Edmund Manuel Chavez, 95, passed away Saturday, July 23. His final act was orchestrated with the finesse he exemplified as a manager, theater director, hobbyist and loving husband and father. His was a life in five acts.
Act 1: On Nov. 20, 1926, Ed was born in San Antonio, Texas, the third child of Edward and Estella Chavez. Despite the Great Depression, his childhood was happy. He loved going to baseball games and then running home to listen to the Metropolitan Opera on the radio. A gifted tenor, he loved opera from an early age.
Act 2: In 1944, Ed graduated from high school, joined the Navy and served in WWII. His time in the Pacific shaped him as a young man. He became a quartermaster third class and helped navigate seagoing tugs bringing other ships into port. Despite the war, he loved the United States Navy (although he despised powdered eggs!).
Act 3: With the war over, the GI Bill enabled Ed to go to college. He had his sights set on the diplomatic corps, with degrees in history and Spanish from Southwest Texas Teachers College in San Marcos. He then attended the University of Texas at Austin where he was bitten by the “theater bug” and earned his Master of Fine Arts in 1951. His world changed radically.
He loved working technical theater and directing, but he decided to pursue academics rather than head to Broadway with his classmates. He started his doctorate at Stanford University but found an actual theater job in an Idaho town that he had to look up!
Act 4: One look at Moscow in August 1951 nearly sent him back to Stanford, but he decided to stick it out. Fortunately for the University of Idaho and Moscow, he loved the dramatics department, and there he met senior Joan “Judy” Coble. With a nudge from his department chair, Ed asked Judy out, and in 1953, they were married.
Ed and Judy honeymooned in Ashland where they both worked at the Oregon Shakespeare Festival. They continued working in Ashland during the summers while also setting up the UI’s summer theater program. Ed rose through the academic ranks, reaching full professor and directing countless productions. He chaired the Theatre Arts Department for nine years, during which he was instrumental in the building of the Hartung Theater.
In 1973, Ed, Judy and their four children headed to the University of Manchester in England for his sabbatical. In 1977, he was awarded a Fulbright professorship at the National Autonomous University of Mexico in Mexico City.
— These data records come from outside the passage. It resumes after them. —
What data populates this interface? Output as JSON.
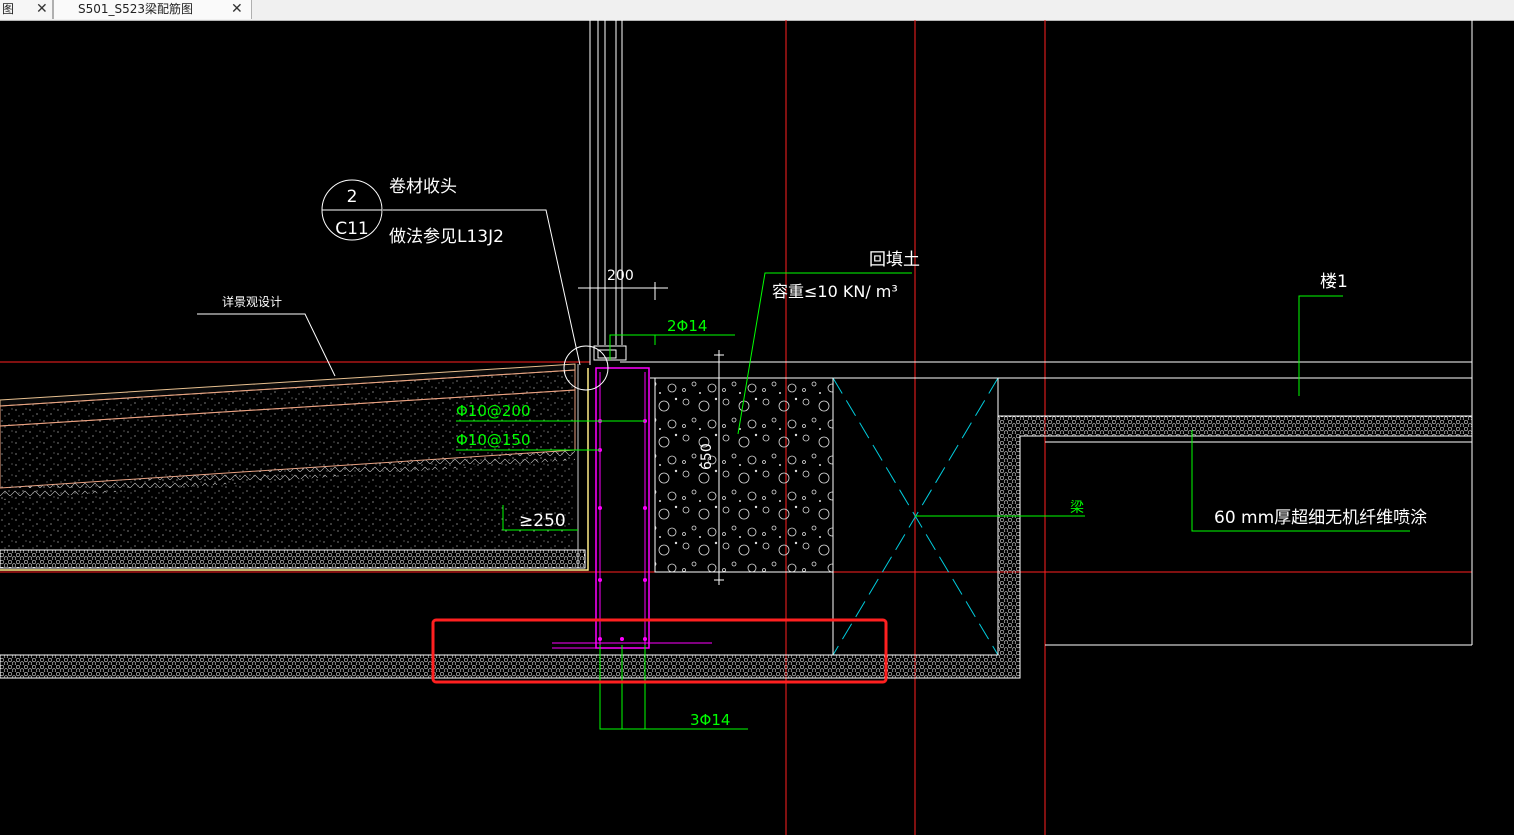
{
  "tabs": [
    {
      "label": "图",
      "close": "✕"
    },
    {
      "label": "S501_S523梁配筋图",
      "close": "✕"
    }
  ],
  "drawing": {
    "callout_top": "2",
    "callout_bottom": "C11",
    "note_membrane": "卷材收头",
    "note_method": "做法参见L13J2",
    "dim_200": "200",
    "landscape_note": "详景观设计",
    "rebar_2phi14": "2Φ14",
    "rebar_phi10_200": "Φ10@200",
    "rebar_phi10_150": "Φ10@150",
    "dim_650": "650",
    "dim_ge250": "≥250",
    "backfill_title": "回填土",
    "backfill_density": "容重≤10 KN/ m³",
    "building_label": "楼1",
    "beam_label": "梁",
    "spray_note": "60 mm厚超细无机纤维喷涂",
    "rebar_3phi14": "3Φ14"
  },
  "colors": {
    "background": "#000000",
    "red_line": "#ff2020",
    "green_text": "#00ff00",
    "white_line": "#ffffff",
    "cyan_dash": "#00ccdd",
    "magenta": "#ff00ff",
    "highlight_box": "#ff2020"
  }
}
Afterward, Ed returned to the UI to manage the Kibble Dome and teach communications. In 1987, he decided to retire after 36 years at the UI. The university had to hire 22 people to replace him! Besides being designated a professor emeritus and honorary alumnus, Ed received the Idaho Treasure Award in 2006.
Act 5: After retiring, Ed chaired the university’s centennial celebrations in 1989 when he designed the current silver and gold doctoral gowns and tams. He also organized the Moscow centennial a year later. He continued indulging in his hobbies of model-shipbuilding, gardening, woodworking, listening and singing along to his beloved opera, and traveling.
He leaves behind four children, Marc Chavez and wife Anne Harper of Seattle; Joel Chavez of Helena; Todd Chavez and wife Natalie of Boise; Andrea Chavez of Moscow; grandchildren Simon Chavez (Todd and Natalie) and Diana Chavez (Marc and Anne); four nieces; and one nephew. He was preceded in death by his sister Ernestine Stockert, brother Edward Chavez and his beloved Judy.
A celebration of Ed’s life will be held later this year, with suggestions for giving announced then.
Final curtain: “Everyone can master a grief but he that has it.” From “Much Ado About Nothing”